Site C brings in massive turbine part as politicians weigh dam's future

·3 min read

A massive piece of dam equipment that's heavier than a space shuttle is being transported from Brazil through northern B.C., bound for the controversial Site C dam mega-project near Fort St. John.

At 170 tonnes, the turbine part is so big it took consultants two years of planning to prepare for its transportation.

After a 1,000-kilometre journey across northern B.C. with a convoy of support vehicles this week, the equipment is scheduled to arrive at an area close to Site C soon.

The equipment is being moved just days after the B.C. government received an independent report that may decide the fate of the $10-billion dam.

BC Hydro/Contributed
BC Hydro/Contributed

Late last week, Energy Minister Bruce Ralston said he would share the report's findings with his NDP cabinet and the premier. It has not yet been reviewed by cabinet.

In July 2020, Ralston appointed former deputy finance minister Peter Milburn to review Site C because of concerns over project risks, construction delays and rising costs.

In December, Premier John Horgan said he would wait to receive the Milburn report before deciding on whether to continue with Site C.

"I think we need to look at the whole project and what the consequences would be stopping or going ahead," Horgan said late last year.

On Thursday morning, reporters asked Horgan if the delivery of this large piece of equipment meant Site C would indeed proceed.

Horgan said he was awaiting both the Milburn report and expert geotechnical advice before making any decisions.

"To stop preparing to complete [Site C] is not the direction that has been given. It is important that work continues until a decision is made," said Horgan.

Horgan said that in other jurisdictions, projects have sometimes been shut down, "even when turbines were en route."

Construction on the Site C dam has been underway since 2015. The turbine equipment is considered the dam's heaviest unassembled part.

Two turbine runners were shipped from a manufacturer in Sao Paulo last year.
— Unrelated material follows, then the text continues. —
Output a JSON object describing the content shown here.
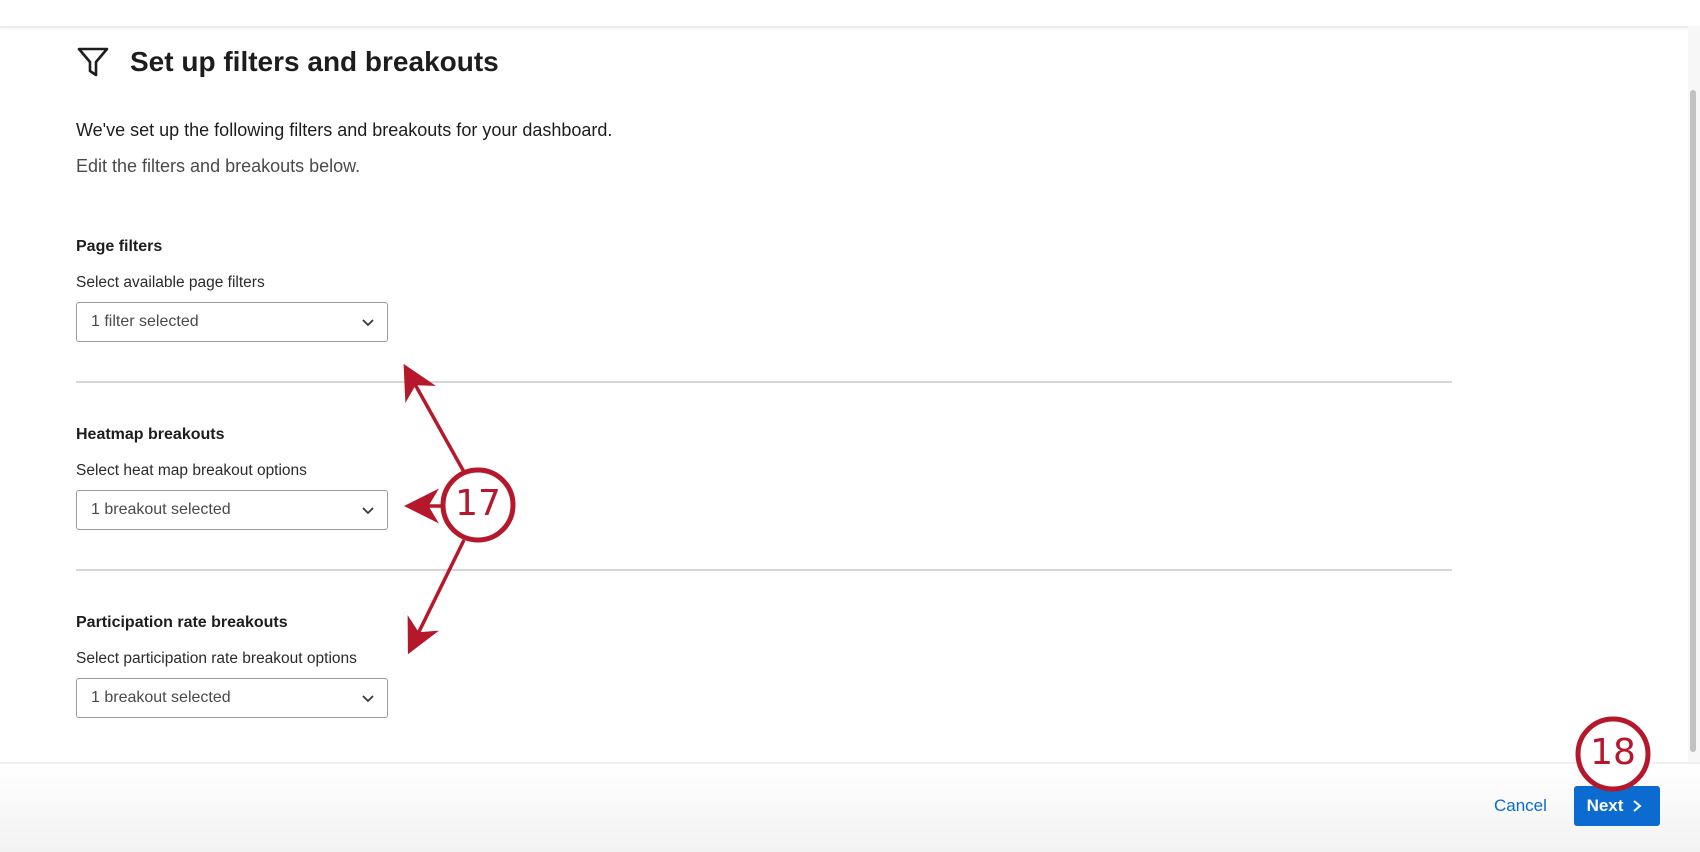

They spent two months at sea before arriving at the Port of Prince Rupert.

BC Hydro/Contributed
BC Hydro/Contributed

This week, one of the turbine parts is being transported along the highway from Prince Rupert to Chetwynd at a speed of about 40 km/h. That's meant rolling road closures across the route.

"The unit does take up the lion's share of the road space during travel," said Cara Craig, director of sales for the heavy rigging and specialized transportation company Omega Morgan.

Craig said precise calculations were needed to manoeuvre the load across bridges, around corners and along rock-faced roadways.

Craig's company was recently featured on the Highway Thru Hell TV series, while moving the heaviest piece transported to date through B.C.'s Coquilhalla corridor.

BC Hydro says the giant turbine runners that are en route work like a rotating windmill or fan.

As river water is channelled through the dam, the equipment will use its gravitational energy to spin a generator and produce electricity.

According to BC Hydro, a second turbine runner will travel the same route in February.